§ DATA SHOWN:
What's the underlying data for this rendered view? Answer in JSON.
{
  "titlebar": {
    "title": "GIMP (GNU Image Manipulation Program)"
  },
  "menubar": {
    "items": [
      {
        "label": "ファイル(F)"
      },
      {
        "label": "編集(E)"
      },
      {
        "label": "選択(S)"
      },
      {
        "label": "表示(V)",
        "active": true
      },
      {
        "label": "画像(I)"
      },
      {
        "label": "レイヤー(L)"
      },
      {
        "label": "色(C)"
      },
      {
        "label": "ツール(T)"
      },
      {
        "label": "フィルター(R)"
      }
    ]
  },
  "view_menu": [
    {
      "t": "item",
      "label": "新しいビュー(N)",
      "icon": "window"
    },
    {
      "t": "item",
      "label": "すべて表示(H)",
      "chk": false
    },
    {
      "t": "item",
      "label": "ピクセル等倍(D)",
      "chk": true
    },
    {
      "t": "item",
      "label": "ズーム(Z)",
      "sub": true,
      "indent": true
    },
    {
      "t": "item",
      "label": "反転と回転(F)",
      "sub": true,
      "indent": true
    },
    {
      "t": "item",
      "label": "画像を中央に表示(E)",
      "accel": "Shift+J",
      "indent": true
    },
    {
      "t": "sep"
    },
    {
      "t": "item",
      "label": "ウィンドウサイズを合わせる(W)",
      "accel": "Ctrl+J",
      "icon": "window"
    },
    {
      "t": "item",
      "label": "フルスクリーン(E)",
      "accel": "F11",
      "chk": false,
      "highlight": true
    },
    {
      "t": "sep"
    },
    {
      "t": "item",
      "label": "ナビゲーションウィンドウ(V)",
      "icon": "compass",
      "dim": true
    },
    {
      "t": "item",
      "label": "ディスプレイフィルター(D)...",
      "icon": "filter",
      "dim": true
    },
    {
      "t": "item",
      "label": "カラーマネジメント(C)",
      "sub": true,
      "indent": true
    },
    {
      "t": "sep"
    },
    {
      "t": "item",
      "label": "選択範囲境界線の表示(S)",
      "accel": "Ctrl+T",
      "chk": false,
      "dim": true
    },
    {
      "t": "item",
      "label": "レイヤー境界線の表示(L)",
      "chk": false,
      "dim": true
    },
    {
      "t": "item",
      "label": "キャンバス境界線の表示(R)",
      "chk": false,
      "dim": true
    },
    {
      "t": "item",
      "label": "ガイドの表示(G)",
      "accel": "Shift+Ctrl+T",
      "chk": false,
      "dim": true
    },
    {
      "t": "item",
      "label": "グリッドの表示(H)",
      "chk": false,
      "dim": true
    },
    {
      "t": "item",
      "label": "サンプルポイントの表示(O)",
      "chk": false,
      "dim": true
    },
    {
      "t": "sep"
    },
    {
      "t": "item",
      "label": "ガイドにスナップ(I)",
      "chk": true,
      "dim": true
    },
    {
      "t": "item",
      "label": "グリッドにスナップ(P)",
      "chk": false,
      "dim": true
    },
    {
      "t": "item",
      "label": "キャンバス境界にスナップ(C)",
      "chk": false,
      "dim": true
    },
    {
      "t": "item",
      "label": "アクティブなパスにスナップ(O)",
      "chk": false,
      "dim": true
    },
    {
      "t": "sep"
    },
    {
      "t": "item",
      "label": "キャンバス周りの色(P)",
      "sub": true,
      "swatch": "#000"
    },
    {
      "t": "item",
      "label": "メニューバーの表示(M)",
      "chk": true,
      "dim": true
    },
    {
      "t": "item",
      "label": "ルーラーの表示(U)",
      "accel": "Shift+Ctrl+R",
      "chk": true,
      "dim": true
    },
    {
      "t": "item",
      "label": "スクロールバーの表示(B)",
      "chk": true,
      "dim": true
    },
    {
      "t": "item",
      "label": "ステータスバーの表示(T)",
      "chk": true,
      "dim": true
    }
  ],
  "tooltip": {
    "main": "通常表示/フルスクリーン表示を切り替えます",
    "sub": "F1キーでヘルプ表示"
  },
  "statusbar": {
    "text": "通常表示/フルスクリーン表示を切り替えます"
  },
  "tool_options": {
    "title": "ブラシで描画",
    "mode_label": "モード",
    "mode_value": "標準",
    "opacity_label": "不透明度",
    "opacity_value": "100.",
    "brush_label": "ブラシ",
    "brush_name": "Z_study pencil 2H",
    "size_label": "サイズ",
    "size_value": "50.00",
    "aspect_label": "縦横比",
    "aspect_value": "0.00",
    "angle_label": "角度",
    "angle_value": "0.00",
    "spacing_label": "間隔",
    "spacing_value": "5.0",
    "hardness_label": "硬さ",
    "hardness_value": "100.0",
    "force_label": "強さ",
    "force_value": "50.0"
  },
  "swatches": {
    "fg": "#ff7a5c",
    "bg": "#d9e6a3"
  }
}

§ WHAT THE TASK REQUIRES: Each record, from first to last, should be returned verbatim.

§ REPLY:
What's the underlying data for this rendered view? Answer in JSON.
{
  "titlebar": {
    "title": "GIMP (GNU Image Manipulation Program)"
  },
  "menubar": {
    "items": [
      {
        "label": "ファイル(F)"
      },
      {
        "label": "編集(E)"
      },
      {
        "label": "選択(S)"
      },
      {
        "label": "表示(V)",
        "active": true
      },
      {
        "label": "画像(I)"
      },
      {
        "label": "レイヤー(L)"
      },
      {
        "label": "色(C)"
      },
      {
        "label": "ツール(T)"
      },
      {
        "label": "フィルター(R)"
      }
    ]
  },
  "view_menu": [
    {
      "t": "item",
      "label": "新しいビュー(N)",
      "icon": "window"
    },
    {
      "t": "item",
      "label": "すべて表示(H)",
      "chk": false
    },
    {
      "t": "item",
      "label": "ピクセル等倍(D)",
      "chk": true
    },
    {
      "t": "item",
      "label": "ズーム(Z)",
      "sub": true,
      "indent": true
    },
    {
      "t": "item",
      "label": "反転と回転(F)",
      "sub": true,
      "indent": true
    },
    {
      "t": "item",
      "label": "画像を中央に表示(E)",
      "accel": "Shift+J",
      "indent": true
    },
    {
      "t": "sep"
    },
    {
      "t": "item",
      "label": "ウィンドウサイズを合わせる(W)",
      "accel": "Ctrl+J",
      "icon": "window"
    },
    {
      "t": "item",
      "label": "フルスクリーン(E)",
      "accel": "F11",
      "chk": false,
      "highlight": true
    },
    {
      "t": "sep"
    },
    {
      "t": "item",
      "label": "ナビゲーションウィンドウ(V)",
      "icon": "compass",
      "dim": true
    },
    {
      "t": "item",
      "label": "ディスプレイフィルター(D)...",
      "icon": "filter",
      "dim": true
    },
    {
      "t": "item",
      "label": "カラーマネジメント(C)",
      "sub": true,
      "indent": true
    },
    {
      "t": "sep"
    },
    {
      "t": "item",
      "label": "選択範囲境界線の表示(S)",
      "accel": "Ctrl+T",
      "chk": false,
      "dim": true
    },
    {
      "t": "item",
      "label": "レイヤー境界線の表示(L)",
      "chk": false,
      "dim": true
    },
    {
      "t": "item",
      "label": "キャンバス境界線の表示(R)",
      "chk": false,
      "dim": true
    },
    {
      "t": "item",
      "label": "ガイドの表示(G)",
      "accel": "Shift+Ctrl+T",
      "chk": false,
      "dim": true
    },
    {
      "t": "item",
      "label": "グリッドの表示(H)",
      "chk": false,
      "dim": true
    },
    {
      "t": "item",
      "label": "サンプルポイントの表示(O)",
      "chk": false,
      "dim": true
    },
    {
      "t": "sep"
    },
    {
      "t": "item",
      "label": "ガイドにスナップ(I)",
      "chk": true,
      "dim": true
    },
    {
      "t": "item",
      "label": "グリッドにスナップ(P)",
      "chk": false,
      "dim": true
    },
    {
      "t": "item",
      "label": "キャンバス境界にスナップ(C)",
      "chk": false,
      "dim": true
    },
    {
      "t": "item",
      "label": "アクティブなパスにスナップ(O)",
      "chk": false,
      "dim": true
    },
    {
      "t": "sep"
    },
    {
      "t": "item",
      "label": "キャンバス周りの色(P)",
      "sub": true,
      "swatch": "#000"
    },
    {
      "t": "item",
      "label": "メニューバーの表示(M)",
      "chk": true,
      "dim": true
    },
    {
      "t": "item",
      "label": "ルーラーの表示(U)",
      "accel": "Shift+Ctrl+R",
      "chk": true,
      "dim": true
    },
    {
      "t": "item",
      "label": "スクロールバーの表示(B)",
      "chk": true,
      "dim": true
    },
    {
      "t": "item",
      "label": "ステータスバーの表示(T)",
      "chk": true,
      "dim": true
    }
  ],
  "tooltip": {
    "main": "通常表示/フルスクリーン表示を切り替えます",
    "sub": "F1キーでヘルプ表示"
  },
  "statusbar": {
    "text": "通常表示/フルスクリーン表示を切り替えます"
  },
  "tool_options": {
    "title": "ブラシで描画",
    "mode_label": "モード",
    "mode_value": "標準",
    "opacity_label": "不透明度",
    "opacity_value": "100.",
    "brush_label": "ブラシ",
    "brush_name": "Z_study pencil 2H",
    "size_label": "サイズ",
    "size_value": "50.00",
    "aspect_label": "縦横比",
    "aspect_value": "0.00",
    "angle_label": "角度",
    "angle_value": "0.00",
    "spacing_label": "間隔",
    "spacing_value": "5.0",
    "hardness_label": "硬さ",
    "hardness_value": "100.0",
    "force_label": "強さ",
    "force_value": "50.0"
  },
  "swatches": {
    "fg": "#ff7a5c",
    "bg": "#d9e6a3"
  }
}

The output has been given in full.